* _Items from an interface collection_:
○ ○ ○ ○
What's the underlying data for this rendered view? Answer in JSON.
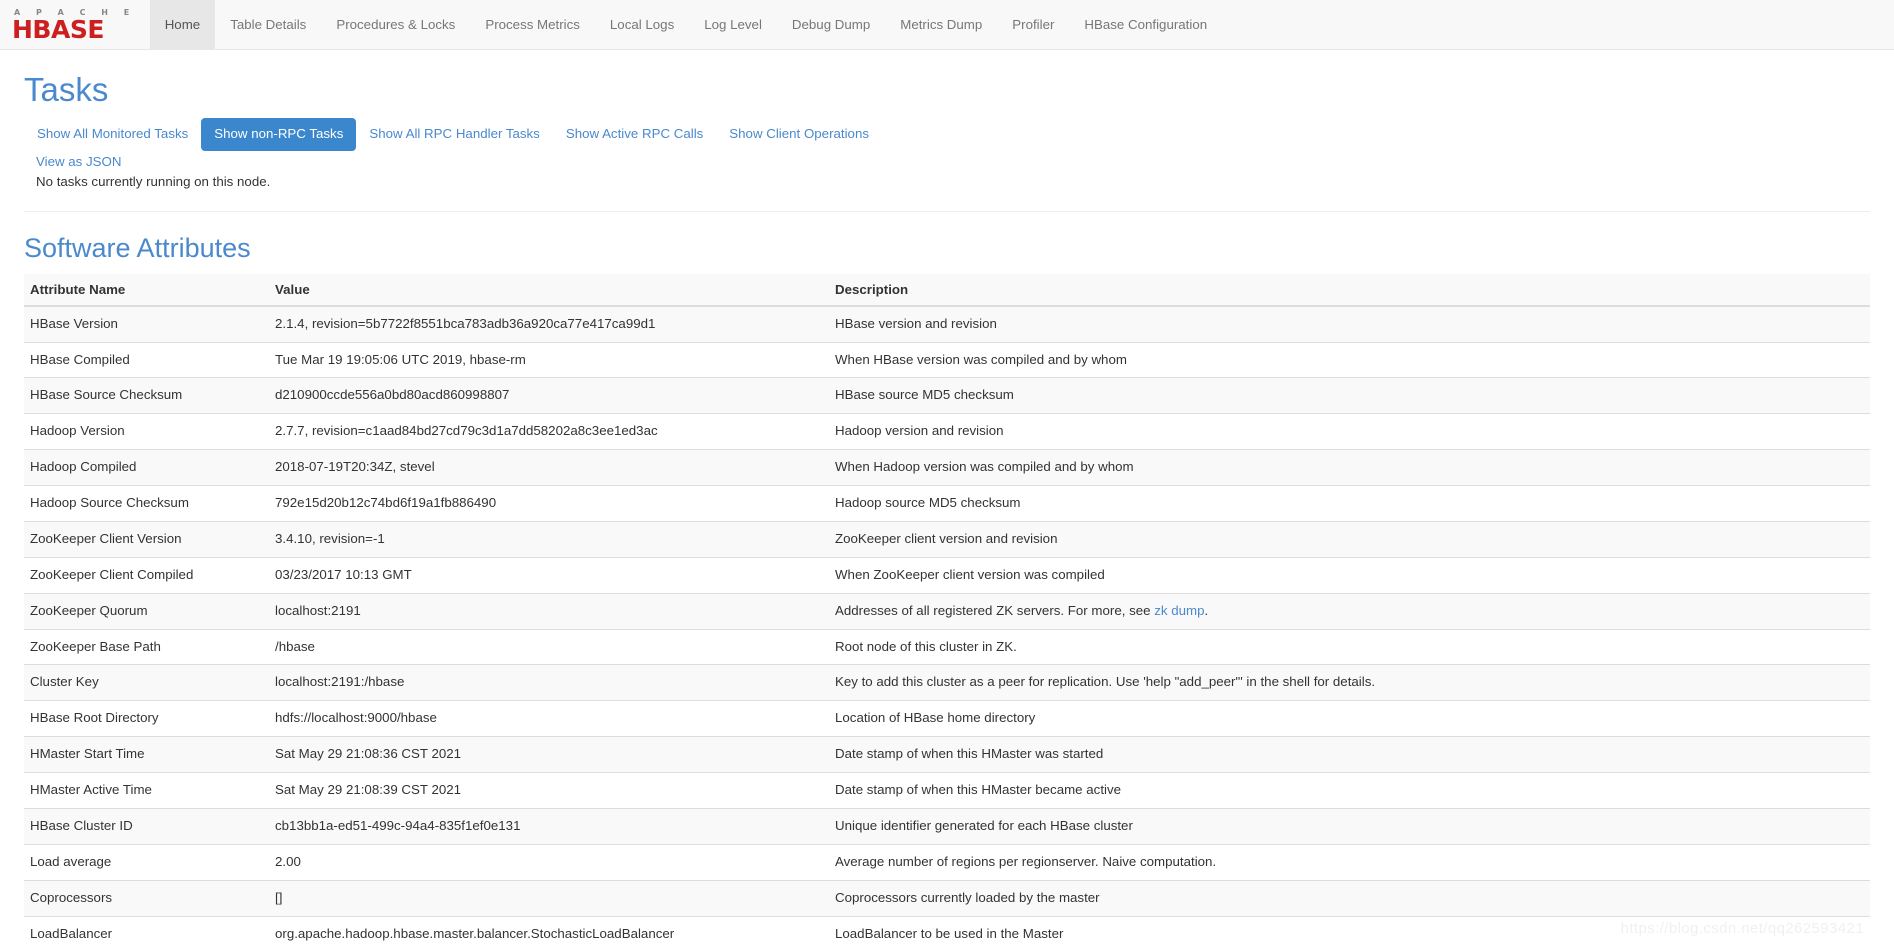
{
  "navbar": {
    "brand": {
      "apache_text": "A P A C H E",
      "hbase_text": "HBASE"
    },
    "items": [
      {
        "label": "Home",
        "active": true
      },
      {
        "label": "Table Details",
        "active": false
      },
      {
        "label": "Procedures & Locks",
        "active": false
      },
      {
        "label": "Process Metrics",
        "active": false
      },
      {
        "label": "Local Logs",
        "active": false
      },
      {
        "label": "Log Level",
        "active": false
      },
      {
        "label": "Debug Dump",
        "active": false
      },
      {
        "label": "Metrics Dump",
        "active": false
      },
      {
        "label": "Profiler",
        "active": false
      },
      {
        "label": "HBase Configuration",
        "active": false
      }
    ]
  },
  "tasks": {
    "heading": "Tasks",
    "filters": [
      {
        "label": "Show All Monitored Tasks",
        "active": false
      },
      {
        "label": "Show non-RPC Tasks",
        "active": true
      },
      {
        "label": "Show All RPC Handler Tasks",
        "active": false
      },
      {
        "label": "Show Active RPC Calls",
        "active": false
      },
      {
        "label": "Show Client Operations",
        "active": false
      }
    ],
    "json_link": "View as JSON",
    "empty_message": "No tasks currently running on this node."
  },
  "software_attributes": {
    "heading": "Software Attributes",
    "columns": [
      "Attribute Name",
      "Value",
      "Description"
    ],
    "rows": [
      {
        "name": "HBase Version",
        "value": "2.1.4, revision=5b7722f8551bca783adb36a920ca77e417ca99d1",
        "description": "HBase version and revision"
      },
      {
        "name": "HBase Compiled",
        "value": "Tue Mar 19 19:05:06 UTC 2019, hbase-rm",
        "description": "When HBase version was compiled and by whom"
      },
      {
        "name": "HBase Source Checksum",
        "value": "d210900ccde556a0bd80acd860998807",
        "description": "HBase source MD5 checksum"
      },
      {
        "name": "Hadoop Version",
        "value": "2.7.7, revision=c1aad84bd27cd79c3d1a7dd58202a8c3ee1ed3ac",
        "description": "Hadoop version and revision"
      },
      {
        "name": "Hadoop Compiled",
        "value": "2018-07-19T20:34Z, stevel",
        "description": "When Hadoop version was compiled and by whom"
      },
      {
        "name": "Hadoop Source Checksum",
        "value": "792e15d20b12c74bd6f19a1fb886490",
        "description": "Hadoop source MD5 checksum"
      },
      {
        "name": "ZooKeeper Client Version",
        "value": "3.4.10, revision=-1",
        "description": "ZooKeeper client version and revision"
      },
      {
        "name": "ZooKeeper Client Compiled",
        "value": "03/23/2017 10:13 GMT",
        "description": "When ZooKeeper client version was compiled"
      },
      {
        "name": "ZooKeeper Quorum",
        "value": "localhost:2191",
        "description": "Addresses of all registered ZK servers. For more, see ",
        "description_link": "zk dump",
        "description_suffix": "."
      },
      {
        "name": "ZooKeeper Base Path",
        "value": "/hbase",
        "description": "Root node of this cluster in ZK."
      },
      {
        "name": "Cluster Key",
        "value": "localhost:2191:/hbase",
        "description": "Key to add this cluster as a peer for replication. Use 'help \"add_peer\"' in the shell for details."
      },
      {
        "name": "HBase Root Directory",
        "value": "hdfs://localhost:9000/hbase",
        "description": "Location of HBase home directory"
      },
      {
        "name": "HMaster Start Time",
        "value": "Sat May 29 21:08:36 CST 2021",
        "description": "Date stamp of when this HMaster was started"
      },
      {
        "name": "HMaster Active Time",
        "value": "Sat May 29 21:08:39 CST 2021",
        "description": "Date stamp of when this HMaster became active"
      },
      {
        "name": "HBase Cluster ID",
        "value": "cb13bb1a-ed51-499c-94a4-835f1ef0e131",
        "description": "Unique identifier generated for each HBase cluster"
      },
      {
        "name": "Load average",
        "value": "2.00",
        "description": "Average number of regions per regionserver. Naive computation."
      },
      {
        "name": "Coprocessors",
        "value": "[]",
        "description": "Coprocessors currently loaded by the master"
      },
      {
        "name": "LoadBalancer",
        "value": "org.apache.hadoop.hbase.master.balancer.StochasticLoadBalancer",
        "description": "LoadBalancer to be used in the Master"
      }
    ]
  },
  "watermark": "https://blog.csdn.net/qq262593421",
  "colors": {
    "brand_red": "#cc1f1f",
    "heading_blue": "#4a89cd",
    "active_button": "#3a87cd",
    "navbar_bg": "#f8f8f8"
  }
}
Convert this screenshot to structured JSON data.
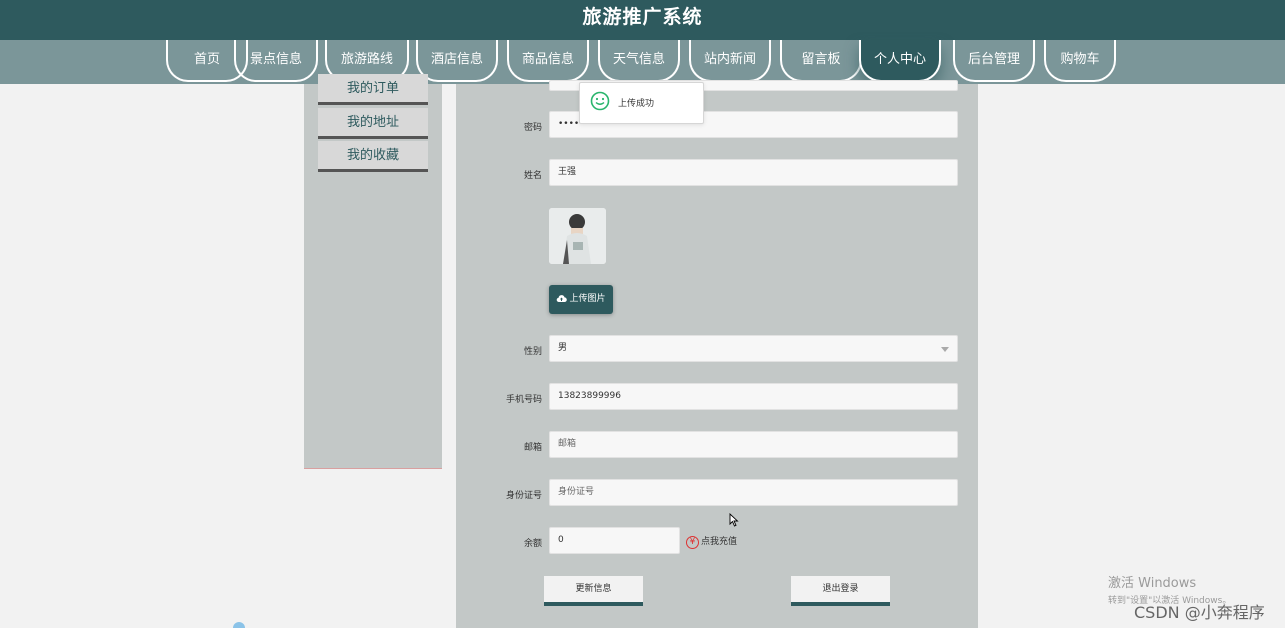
{
  "header": {
    "title": "旅游推广系统"
  },
  "nav": {
    "items": [
      {
        "label": "首页"
      },
      {
        "label": "景点信息"
      },
      {
        "label": "旅游路线"
      },
      {
        "label": "酒店信息"
      },
      {
        "label": "商品信息"
      },
      {
        "label": "天气信息"
      },
      {
        "label": "站内新闻"
      },
      {
        "label": "留言板"
      },
      {
        "label": "个人中心",
        "active": true
      },
      {
        "label": "后台管理"
      },
      {
        "label": "购物车"
      }
    ]
  },
  "sidebar": {
    "items": [
      {
        "label": "我的订单"
      },
      {
        "label": "我的地址"
      },
      {
        "label": "我的收藏"
      }
    ]
  },
  "form": {
    "password": {
      "label": "密码",
      "value": "••••••"
    },
    "name": {
      "label": "姓名",
      "value": "王强"
    },
    "upload_label": "上传图片",
    "gender": {
      "label": "性别",
      "value": "男"
    },
    "phone": {
      "label": "手机号码",
      "value": "13823899996"
    },
    "email": {
      "label": "邮箱",
      "placeholder": "邮箱"
    },
    "id_card": {
      "label": "身份证号",
      "placeholder": "身份证号"
    },
    "balance": {
      "label": "余额",
      "value": "0"
    },
    "recharge_label": "点我充值",
    "recharge_icon": "¥",
    "update_button": "更新信息",
    "logout_button": "退出登录"
  },
  "toast": {
    "message": "上传成功"
  },
  "watermark": {
    "line1": "激活 Windows",
    "line2": "转到\"设置\"以激活 Windows。"
  },
  "credit": "CSDN @小奔程序",
  "colors": {
    "primary": "#2e5a5e",
    "nav_bg": "#7b9699",
    "panel_bg": "#c3c8c7"
  }
}
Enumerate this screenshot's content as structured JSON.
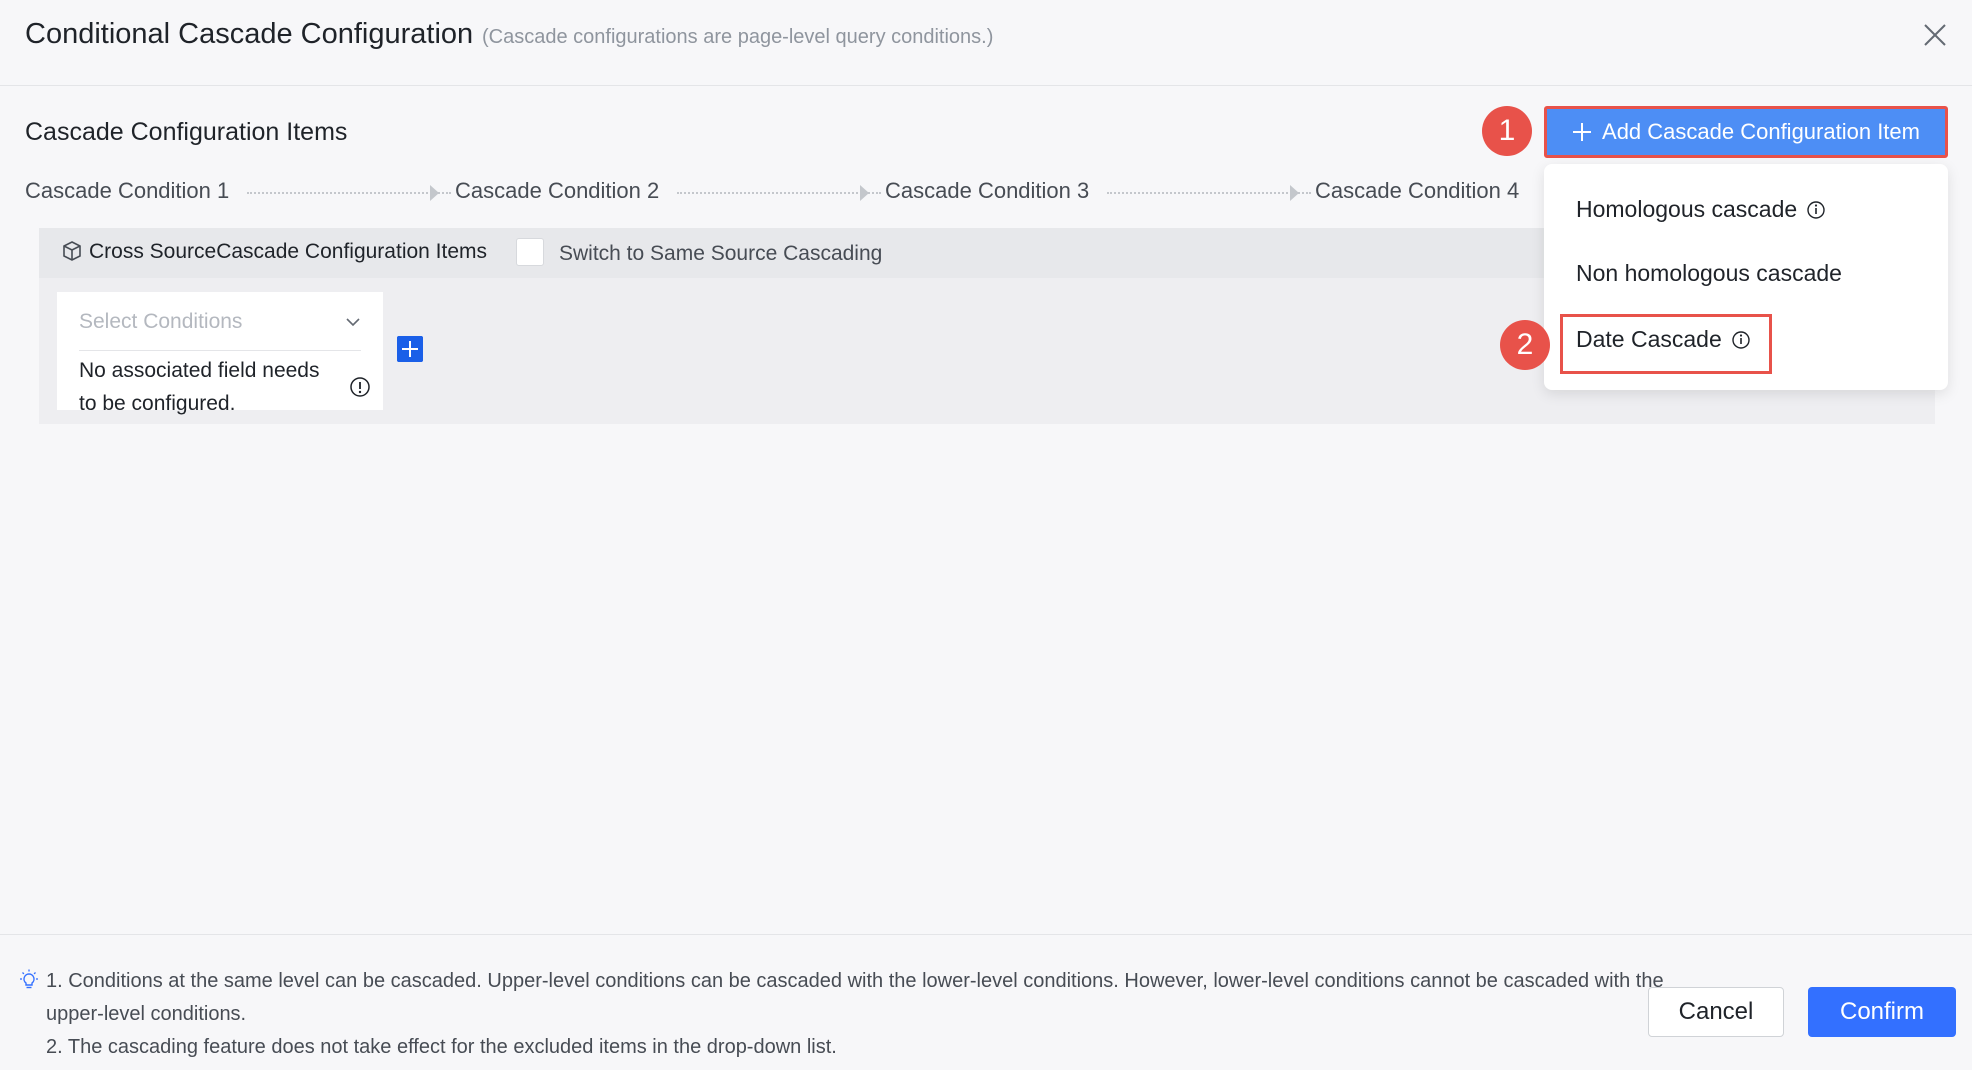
{
  "dialog": {
    "title": "Conditional Cascade Configuration",
    "subtitle": "(Cascade configurations are page-level query conditions.)"
  },
  "section": {
    "title": "Cascade Configuration Items",
    "add_button_label": "Add Cascade Configuration Item"
  },
  "markers": {
    "one": "1",
    "two": "2"
  },
  "steps": [
    "Cascade Condition 1",
    "Cascade Condition 2",
    "Cascade Condition 3",
    "Cascade Condition 4"
  ],
  "panel": {
    "label": "Cross SourceCascade Configuration Items",
    "switch_label": "Switch to Same Source Cascading",
    "select_placeholder": "Select Conditions",
    "note": "No associated field needs to be configured."
  },
  "dropdown": {
    "items": [
      "Homologous cascade",
      "Non homologous cascade",
      "Date Cascade"
    ]
  },
  "footer": {
    "note_1": "1. Conditions at the same level can be cascaded. Upper-level conditions can be cascaded with the lower-level conditions. However, lower-level conditions cannot be cascaded with the upper-level conditions.",
    "note_2": "2. The cascading feature does not take effect for the excluded items in the drop-down list.",
    "cancel_label": "Cancel",
    "confirm_label": "Confirm"
  },
  "colors": {
    "primary": "#3370ff",
    "add_button": "#4d8ef5",
    "highlight": "#e8524a"
  },
  "icons": [
    "close-icon",
    "plus-icon",
    "cube-icon",
    "chevron-down-icon",
    "info-icon",
    "plus-square-icon",
    "bulb-icon"
  ]
}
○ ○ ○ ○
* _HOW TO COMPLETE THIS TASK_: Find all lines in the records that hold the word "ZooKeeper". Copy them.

* _ANSWER AREA_:
        "name": "ZooKeeper Client Version",
        "description": "ZooKeeper client version and revision"
        "name": "ZooKeeper Client Compiled",
        "description": "When ZooKeeper client version was compiled"
        "name": "ZooKeeper Quorum",
        "name": "ZooKeeper Base Path",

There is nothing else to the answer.